> WHAT THIS TASK INVOLVES: Among the entries below, count the lines that contain the word "icon". Respond with the count only.

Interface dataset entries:
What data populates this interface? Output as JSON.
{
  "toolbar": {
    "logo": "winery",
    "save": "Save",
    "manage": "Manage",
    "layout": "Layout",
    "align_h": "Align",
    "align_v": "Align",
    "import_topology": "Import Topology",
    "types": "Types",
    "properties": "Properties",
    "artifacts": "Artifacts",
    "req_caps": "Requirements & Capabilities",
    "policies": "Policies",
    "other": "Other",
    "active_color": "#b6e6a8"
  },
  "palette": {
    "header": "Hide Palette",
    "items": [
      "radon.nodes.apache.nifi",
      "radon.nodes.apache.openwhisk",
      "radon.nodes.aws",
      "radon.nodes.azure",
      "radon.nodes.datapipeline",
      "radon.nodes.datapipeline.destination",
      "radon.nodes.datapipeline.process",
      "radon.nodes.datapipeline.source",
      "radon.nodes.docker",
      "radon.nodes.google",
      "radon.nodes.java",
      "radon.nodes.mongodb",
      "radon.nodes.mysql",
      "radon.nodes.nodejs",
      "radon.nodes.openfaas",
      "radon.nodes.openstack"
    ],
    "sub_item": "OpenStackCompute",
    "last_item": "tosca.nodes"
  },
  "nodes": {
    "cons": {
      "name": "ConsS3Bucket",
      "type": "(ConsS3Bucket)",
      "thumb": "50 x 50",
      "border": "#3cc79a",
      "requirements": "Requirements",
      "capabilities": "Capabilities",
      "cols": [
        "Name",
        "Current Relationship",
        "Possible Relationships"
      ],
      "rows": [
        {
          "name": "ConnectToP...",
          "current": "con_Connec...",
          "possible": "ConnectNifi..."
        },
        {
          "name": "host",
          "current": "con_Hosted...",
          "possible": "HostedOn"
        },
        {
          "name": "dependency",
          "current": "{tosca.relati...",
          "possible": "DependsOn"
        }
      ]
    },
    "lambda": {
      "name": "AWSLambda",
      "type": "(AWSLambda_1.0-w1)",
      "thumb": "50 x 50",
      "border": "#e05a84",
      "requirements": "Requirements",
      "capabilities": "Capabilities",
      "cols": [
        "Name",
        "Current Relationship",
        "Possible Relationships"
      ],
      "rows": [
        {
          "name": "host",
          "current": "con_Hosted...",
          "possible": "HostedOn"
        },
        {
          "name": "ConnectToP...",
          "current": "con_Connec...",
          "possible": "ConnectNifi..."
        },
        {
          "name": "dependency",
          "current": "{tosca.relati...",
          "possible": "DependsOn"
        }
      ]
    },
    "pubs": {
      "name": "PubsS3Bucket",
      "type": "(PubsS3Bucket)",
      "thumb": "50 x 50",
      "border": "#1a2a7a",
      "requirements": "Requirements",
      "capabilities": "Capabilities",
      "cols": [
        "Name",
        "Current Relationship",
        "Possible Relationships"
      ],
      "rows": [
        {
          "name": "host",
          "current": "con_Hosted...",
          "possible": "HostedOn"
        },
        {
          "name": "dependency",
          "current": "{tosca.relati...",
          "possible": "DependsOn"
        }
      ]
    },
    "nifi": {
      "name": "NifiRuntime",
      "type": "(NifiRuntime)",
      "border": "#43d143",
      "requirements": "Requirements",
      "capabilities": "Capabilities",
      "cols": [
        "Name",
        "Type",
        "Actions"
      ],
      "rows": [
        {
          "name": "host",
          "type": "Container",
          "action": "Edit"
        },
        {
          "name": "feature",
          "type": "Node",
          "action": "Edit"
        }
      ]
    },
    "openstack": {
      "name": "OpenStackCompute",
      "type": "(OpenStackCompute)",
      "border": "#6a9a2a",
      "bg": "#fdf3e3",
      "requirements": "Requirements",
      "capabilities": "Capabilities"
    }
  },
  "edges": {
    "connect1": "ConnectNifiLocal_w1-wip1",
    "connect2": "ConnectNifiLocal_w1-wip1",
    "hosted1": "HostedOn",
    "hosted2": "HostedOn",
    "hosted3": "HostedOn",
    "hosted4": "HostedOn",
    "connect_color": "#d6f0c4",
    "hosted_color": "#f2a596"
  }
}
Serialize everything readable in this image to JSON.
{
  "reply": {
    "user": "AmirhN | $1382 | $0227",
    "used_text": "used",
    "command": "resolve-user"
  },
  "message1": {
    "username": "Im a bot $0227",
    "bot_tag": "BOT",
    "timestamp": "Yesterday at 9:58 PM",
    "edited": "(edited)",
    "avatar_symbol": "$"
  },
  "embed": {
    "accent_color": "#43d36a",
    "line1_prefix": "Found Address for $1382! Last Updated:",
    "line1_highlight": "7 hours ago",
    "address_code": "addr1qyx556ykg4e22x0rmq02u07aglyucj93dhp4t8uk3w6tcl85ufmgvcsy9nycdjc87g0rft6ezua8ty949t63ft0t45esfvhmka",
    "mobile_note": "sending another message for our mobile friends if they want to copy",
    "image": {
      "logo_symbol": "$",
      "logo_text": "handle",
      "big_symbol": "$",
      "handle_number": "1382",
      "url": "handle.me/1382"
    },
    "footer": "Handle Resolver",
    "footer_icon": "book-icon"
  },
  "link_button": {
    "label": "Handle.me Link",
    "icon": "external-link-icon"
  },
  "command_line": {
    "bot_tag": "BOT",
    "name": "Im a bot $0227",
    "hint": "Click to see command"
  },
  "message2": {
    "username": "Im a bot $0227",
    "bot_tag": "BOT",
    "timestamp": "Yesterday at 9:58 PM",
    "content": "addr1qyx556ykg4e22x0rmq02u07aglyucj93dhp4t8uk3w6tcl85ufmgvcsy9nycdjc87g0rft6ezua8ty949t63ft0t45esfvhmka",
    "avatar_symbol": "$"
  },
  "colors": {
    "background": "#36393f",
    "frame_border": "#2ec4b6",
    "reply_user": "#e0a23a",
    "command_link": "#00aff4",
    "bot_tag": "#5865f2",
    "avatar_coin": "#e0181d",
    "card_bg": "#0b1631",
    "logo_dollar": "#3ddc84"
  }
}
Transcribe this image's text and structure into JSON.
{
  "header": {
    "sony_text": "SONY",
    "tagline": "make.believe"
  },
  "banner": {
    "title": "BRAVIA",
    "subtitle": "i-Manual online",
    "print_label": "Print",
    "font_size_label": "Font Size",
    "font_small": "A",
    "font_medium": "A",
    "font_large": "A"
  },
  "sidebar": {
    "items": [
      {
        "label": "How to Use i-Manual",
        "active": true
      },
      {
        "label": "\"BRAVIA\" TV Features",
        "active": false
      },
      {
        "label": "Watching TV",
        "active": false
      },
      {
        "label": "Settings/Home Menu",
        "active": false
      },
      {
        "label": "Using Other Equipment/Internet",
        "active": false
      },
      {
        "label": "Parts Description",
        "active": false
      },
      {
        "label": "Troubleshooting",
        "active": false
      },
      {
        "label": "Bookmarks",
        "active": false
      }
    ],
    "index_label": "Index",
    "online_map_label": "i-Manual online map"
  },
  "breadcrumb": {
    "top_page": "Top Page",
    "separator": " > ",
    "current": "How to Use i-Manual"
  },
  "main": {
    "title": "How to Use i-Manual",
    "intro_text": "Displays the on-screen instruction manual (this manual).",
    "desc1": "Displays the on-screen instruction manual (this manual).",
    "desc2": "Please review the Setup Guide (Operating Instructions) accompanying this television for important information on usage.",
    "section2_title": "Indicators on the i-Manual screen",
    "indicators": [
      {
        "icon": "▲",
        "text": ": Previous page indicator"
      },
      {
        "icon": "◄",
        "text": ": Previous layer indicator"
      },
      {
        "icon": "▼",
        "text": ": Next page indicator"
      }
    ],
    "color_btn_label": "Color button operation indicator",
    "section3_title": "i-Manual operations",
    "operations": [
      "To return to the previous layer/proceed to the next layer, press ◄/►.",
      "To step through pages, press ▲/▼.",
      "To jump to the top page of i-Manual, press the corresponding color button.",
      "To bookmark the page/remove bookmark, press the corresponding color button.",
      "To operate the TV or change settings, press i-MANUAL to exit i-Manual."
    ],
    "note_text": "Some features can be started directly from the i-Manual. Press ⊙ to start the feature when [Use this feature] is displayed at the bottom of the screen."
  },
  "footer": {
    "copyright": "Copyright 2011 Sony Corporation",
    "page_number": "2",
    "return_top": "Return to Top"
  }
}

> PROBLEM SOLUTION: 5